The line-up sees many returning auteurs including new films from Gus Van Sant, Nanni Moretti and Jacques Audiard.
Films from Woody Allen and new Pixar animation Inside Out will play out of competition, alongside Asif Kapadia’s Amy Winehouse documentary.
The festival begins on 13 May with a jury chaired by Joel and Ethan Coen.
Festival director Thierry Fremaux announced the line-up in Paris on Thursday, simultaneously launching a campaign to stem the tide of “selfies” on the red carpet.
“We don’t want to prohibit it, but we want to slow down the process of selfies on the steps,” said Fremaux. “We think it’s ridiculous and grotesque and really slows things down.”
“You never look as ugly as you do in a selfie,” he added.
Thursday’s press conference follows earlier announcements regarding the opening film – La Tete Haute (Standing Tall), by French actress-director Emmanuelle Bercot – and the worldwide premiere of Fury Road, the latest chapter in the revived Mad Max franchise.
Seventeen films were unveiled in competition and 14 in Un Certain Regard, although Fremaux noted there would be more films added to the line-up in the coming days.
Blanchett will star alongside Rooney Mara in Carol, based on a novel by The Talented Mr Ripley author Patricia Highsmith. The 1950s new York-set drama is directed by Todd Haynes of Far From Heaven fame.
In Gus Van Sant’s The Sea of Trees, Matthew McConaughey and Ken Watanabe play two men who meet by chance in Japan’s Suicide Forest, where both have gone to end their lives; Naomi Watts also stars.
Michael Fassbender and Marion Cotillard will co-star in a new adaptation of Macbeth, from up-and-coming Australian director Justin Kurzel, while Italy’s Paolo Sorrentino follows up 2013’s The Great Beauty with the English-language drama Youth starring Sir Michael Caine as a retired orchestra conductor who receives an invitation to perform for the Queen.

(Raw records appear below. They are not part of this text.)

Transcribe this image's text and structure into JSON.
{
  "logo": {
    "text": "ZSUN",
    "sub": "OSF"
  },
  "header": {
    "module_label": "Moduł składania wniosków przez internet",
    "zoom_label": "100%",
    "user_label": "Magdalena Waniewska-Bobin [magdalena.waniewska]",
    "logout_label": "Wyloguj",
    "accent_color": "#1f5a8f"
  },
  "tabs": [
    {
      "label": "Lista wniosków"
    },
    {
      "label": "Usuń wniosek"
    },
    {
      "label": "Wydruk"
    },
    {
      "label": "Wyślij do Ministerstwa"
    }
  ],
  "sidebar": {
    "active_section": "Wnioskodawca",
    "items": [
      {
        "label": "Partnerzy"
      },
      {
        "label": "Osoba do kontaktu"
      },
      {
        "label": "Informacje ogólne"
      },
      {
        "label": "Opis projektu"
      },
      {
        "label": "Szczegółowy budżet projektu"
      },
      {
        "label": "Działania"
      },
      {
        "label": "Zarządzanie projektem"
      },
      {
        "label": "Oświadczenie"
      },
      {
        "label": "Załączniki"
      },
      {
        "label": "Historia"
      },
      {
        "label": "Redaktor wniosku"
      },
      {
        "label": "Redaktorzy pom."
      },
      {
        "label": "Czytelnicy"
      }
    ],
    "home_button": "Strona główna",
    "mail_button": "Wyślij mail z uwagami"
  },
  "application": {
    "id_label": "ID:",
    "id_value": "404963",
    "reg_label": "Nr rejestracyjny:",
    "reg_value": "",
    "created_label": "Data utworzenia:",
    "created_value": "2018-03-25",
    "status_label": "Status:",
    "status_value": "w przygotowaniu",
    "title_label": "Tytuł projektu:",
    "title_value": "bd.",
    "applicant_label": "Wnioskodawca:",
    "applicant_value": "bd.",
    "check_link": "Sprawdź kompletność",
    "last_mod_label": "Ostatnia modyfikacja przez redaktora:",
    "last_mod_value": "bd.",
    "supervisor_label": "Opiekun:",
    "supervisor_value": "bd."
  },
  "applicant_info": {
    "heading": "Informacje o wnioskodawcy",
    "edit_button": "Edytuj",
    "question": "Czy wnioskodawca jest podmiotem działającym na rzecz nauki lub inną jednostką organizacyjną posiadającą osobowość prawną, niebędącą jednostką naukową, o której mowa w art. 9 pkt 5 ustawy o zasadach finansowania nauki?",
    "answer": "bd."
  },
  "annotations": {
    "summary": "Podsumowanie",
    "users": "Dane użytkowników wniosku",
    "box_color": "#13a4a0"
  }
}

The line-up also includes two other Italian directors, Gomorrah’s Matteo Garrone – premiering his The Tale of Tales – and Cannes regular Nanni Moretti, with My Mother.
As tradition dictates, France is represented by four directors – including Audiard, Maiwenn, Valerie Donzelli and first-timer Stephane Brize.
Asia is represented by The Assassin, from Taiwan’s Hou Hsiao-hsien, China’s Jia Zhangke whose Mountains May Depart marks his fourth film at Cannes and Our Little Sister, from Japanese director Hirokazu Kore-eda.
Denis Villeneuve’s Sicario – a crime drama starring Emily Blunt and Benecio Del Toro – rounds out the trio of directors from the US, alongside Van Sant and Haynes.
Screening out of competition, Woody Allen’s 45th film, Irrational Man, sees Joaquin Phoenix star as a college professor who starts a relationship with one of his students (Emma Stone).
There are no films from British directors in the competition line-up, though there is considerable anticipation for London-born Asif Kapadia’s Amy screening in the Midnight section.
Last year’s Palme d’Or was won by Winter Sleep, from Turkish filmmaker Nuri Bilge Ceylan.